* [WORK TO BE COMPLETED]:
Whenever a line of the listing contains the string "Application", return that line.

□ □ □

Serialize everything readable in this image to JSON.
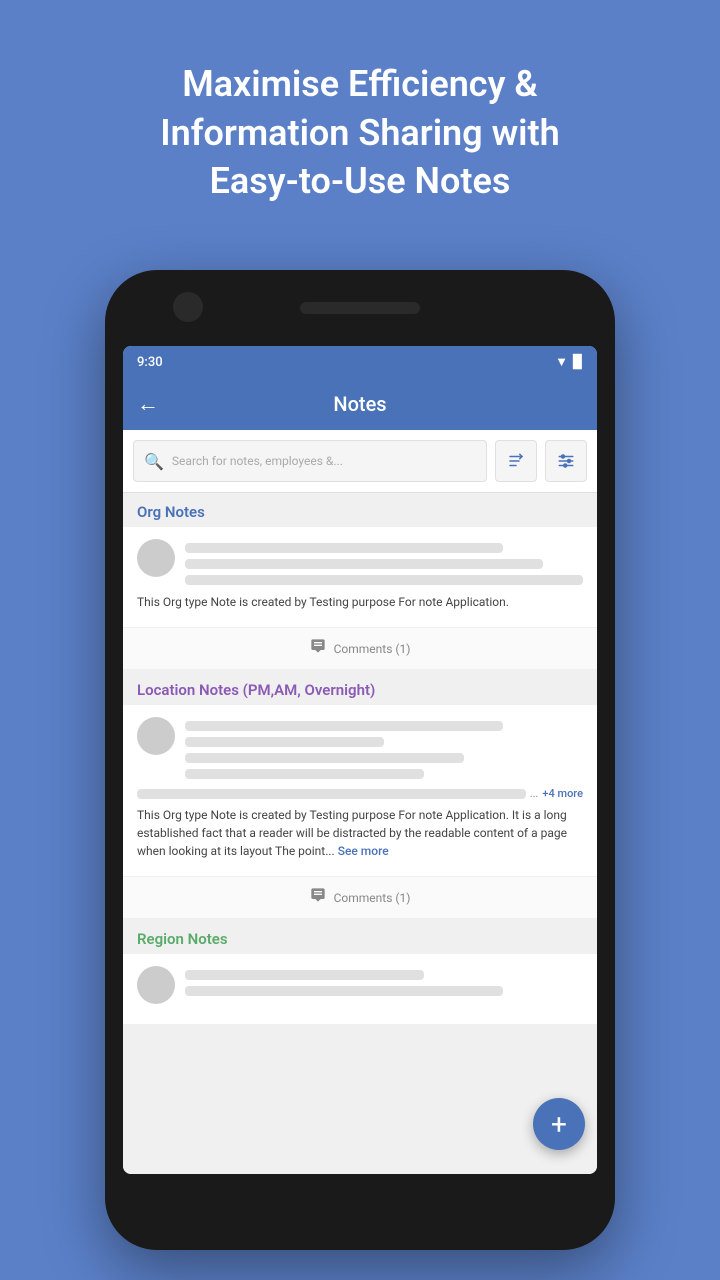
{
  "hero": {
    "line1": "Maximise Efficiency &",
    "line2": "Information Sharing with",
    "line3": "Easy-to-Use Notes"
  },
  "status_bar": {
    "time": "9:30",
    "wifi": "▼▲",
    "signal": "▉"
  },
  "app_bar": {
    "back_label": "←",
    "title": "Notes"
  },
  "search": {
    "placeholder": "Search for notes, employees &...",
    "sort_icon": "sort",
    "filter_icon": "filter"
  },
  "sections": [
    {
      "id": "org",
      "header": "Org Notes",
      "color_class": "blue",
      "note_text": "This Org type Note is created by Testing purpose For note Application.",
      "comments": "Comments (1)",
      "has_more": false,
      "has_see_more": false
    },
    {
      "id": "location",
      "header": "Location Notes (PM,AM, Overnight)",
      "color_class": "purple",
      "note_text": "This Org type Note is created by Testing purpose For note Application. It is a long established fact that a reader will be distracted by the readable content of a page when looking at its layout The point...",
      "see_more_label": "See more",
      "more_tag": "+4 more",
      "comments": "Comments (1)",
      "has_more": true,
      "has_see_more": true
    },
    {
      "id": "region",
      "header": "Region Notes",
      "color_class": "green",
      "note_text": "",
      "has_more": false,
      "has_see_more": false
    }
  ],
  "fab": {
    "label": "+"
  }
}
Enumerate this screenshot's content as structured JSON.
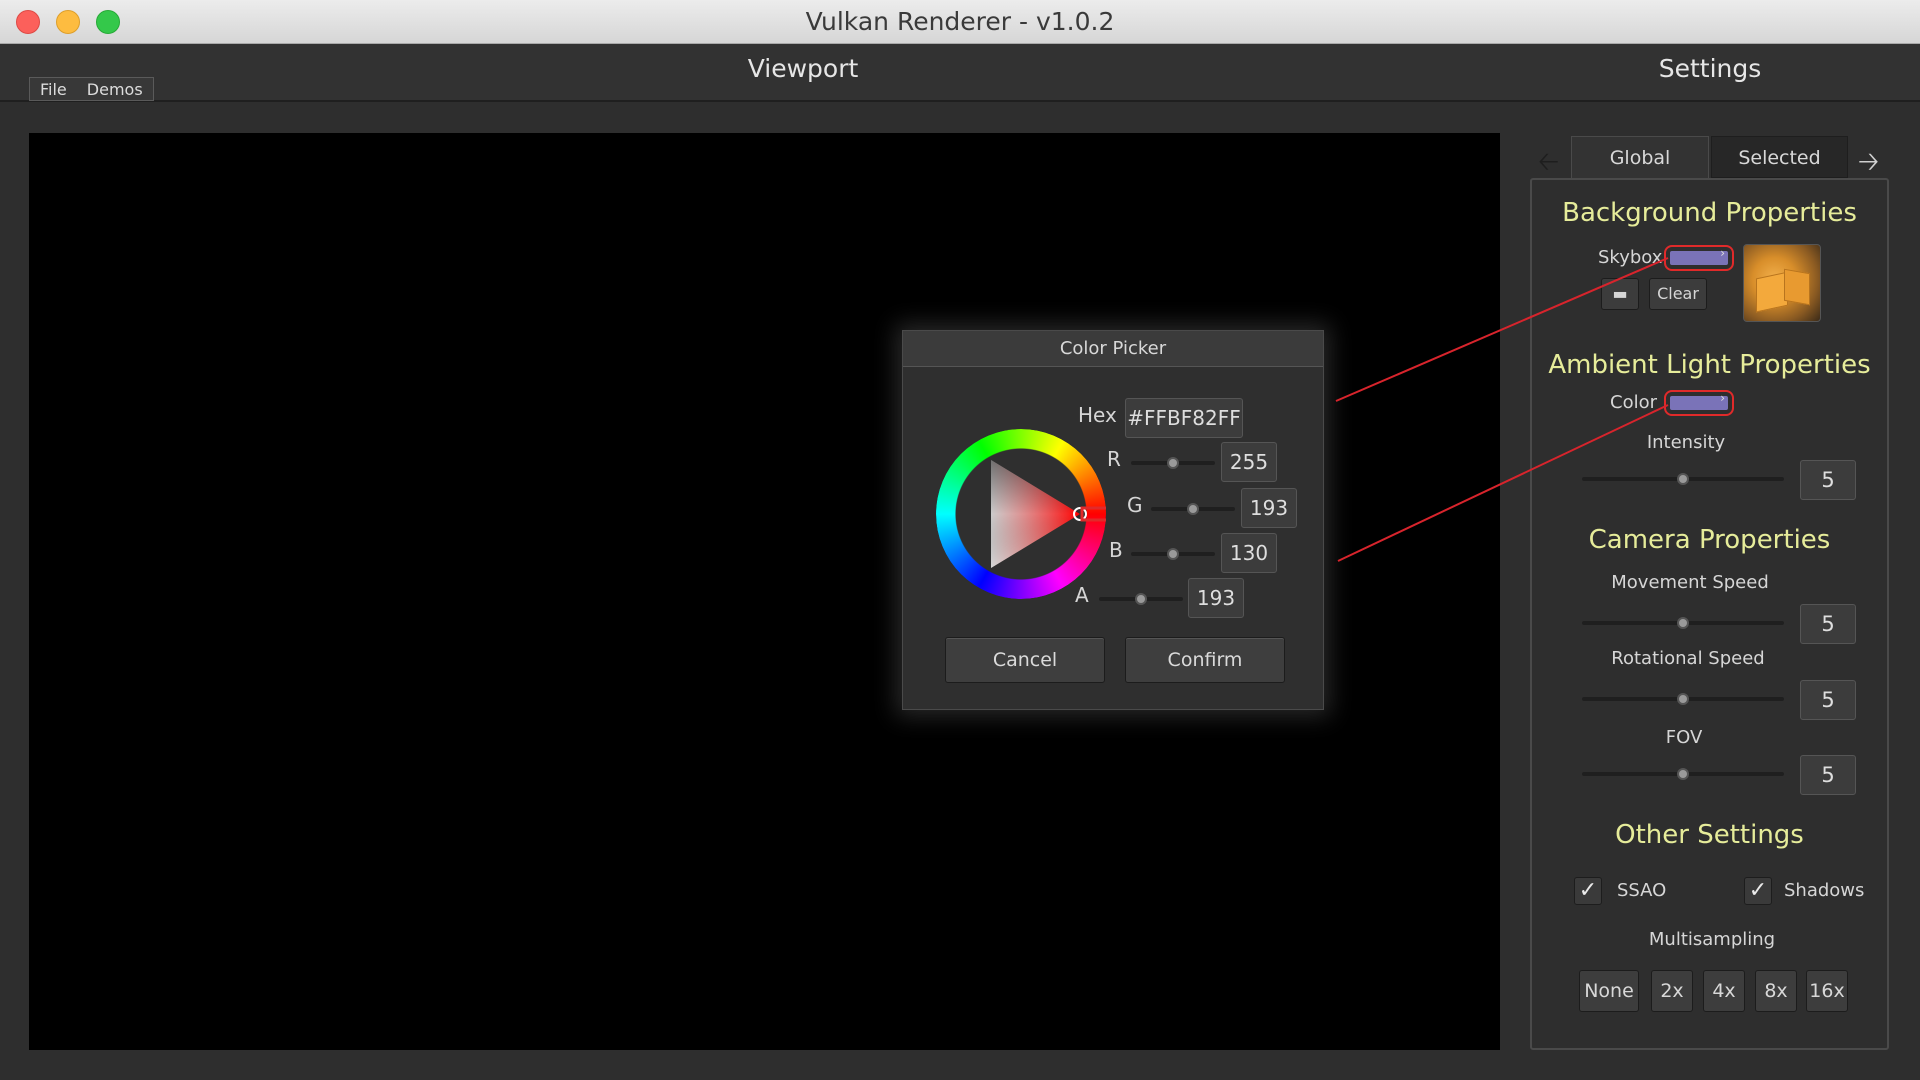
{
  "window": {
    "title": "Vulkan Renderer - v1.0.2"
  },
  "header": {
    "viewport_title": "Viewport",
    "settings_title": "Settings"
  },
  "menu": [
    {
      "label": "File"
    },
    {
      "label": "Demos"
    }
  ],
  "color_picker": {
    "title": "Color Picker",
    "hex_label": "Hex",
    "hex_value": "#FFBF82FF",
    "channels": [
      {
        "label": "R",
        "value": "255",
        "level": 0.5
      },
      {
        "label": "G",
        "value": "193",
        "level": 0.5
      },
      {
        "label": "B",
        "value": "130",
        "level": 0.5
      },
      {
        "label": "A",
        "value": "193",
        "level": 0.5
      }
    ],
    "cancel_label": "Cancel",
    "confirm_label": "Confirm"
  },
  "settings": {
    "tabs": [
      {
        "label": "Global",
        "active": true
      },
      {
        "label": "Selected",
        "active": false
      }
    ],
    "background": {
      "title": "Background Properties",
      "skybox_label": "Skybox",
      "clear_label": "Clear",
      "folder_icon": "folder-icon",
      "swatch_color": "#7a73b8"
    },
    "ambient": {
      "title": "Ambient Light Properties",
      "color_label": "Color",
      "intensity_label": "Intensity",
      "intensity_value": "5",
      "swatch_color": "#7a73b8"
    },
    "camera": {
      "title": "Camera Properties",
      "movement_label": "Movement Speed",
      "movement_value": "5",
      "rotational_label": "Rotational Speed",
      "rotational_value": "5",
      "fov_label": "FOV",
      "fov_value": "5"
    },
    "other": {
      "title": "Other Settings",
      "ssao_label": "SSAO",
      "ssao_checked": true,
      "shadows_label": "Shadows",
      "shadows_checked": true,
      "multisampling_label": "Multisampling",
      "multisampling_options": [
        "None",
        "2x",
        "4x",
        "8x",
        "16x"
      ]
    }
  },
  "colors": {
    "accent_title": "#e6ec9a",
    "highlight_red": "#e02a2a"
  }
}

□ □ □

* [WRITTEN ANSWER]:
      "note_text": "This Org type Note is created by Testing purpose For note Application.",
      "note_text": "This Org type Note is created by Testing purpose For note Application. It is a long established fact that a reader will be distracted by the readable content of a page when looking at its layout The point...",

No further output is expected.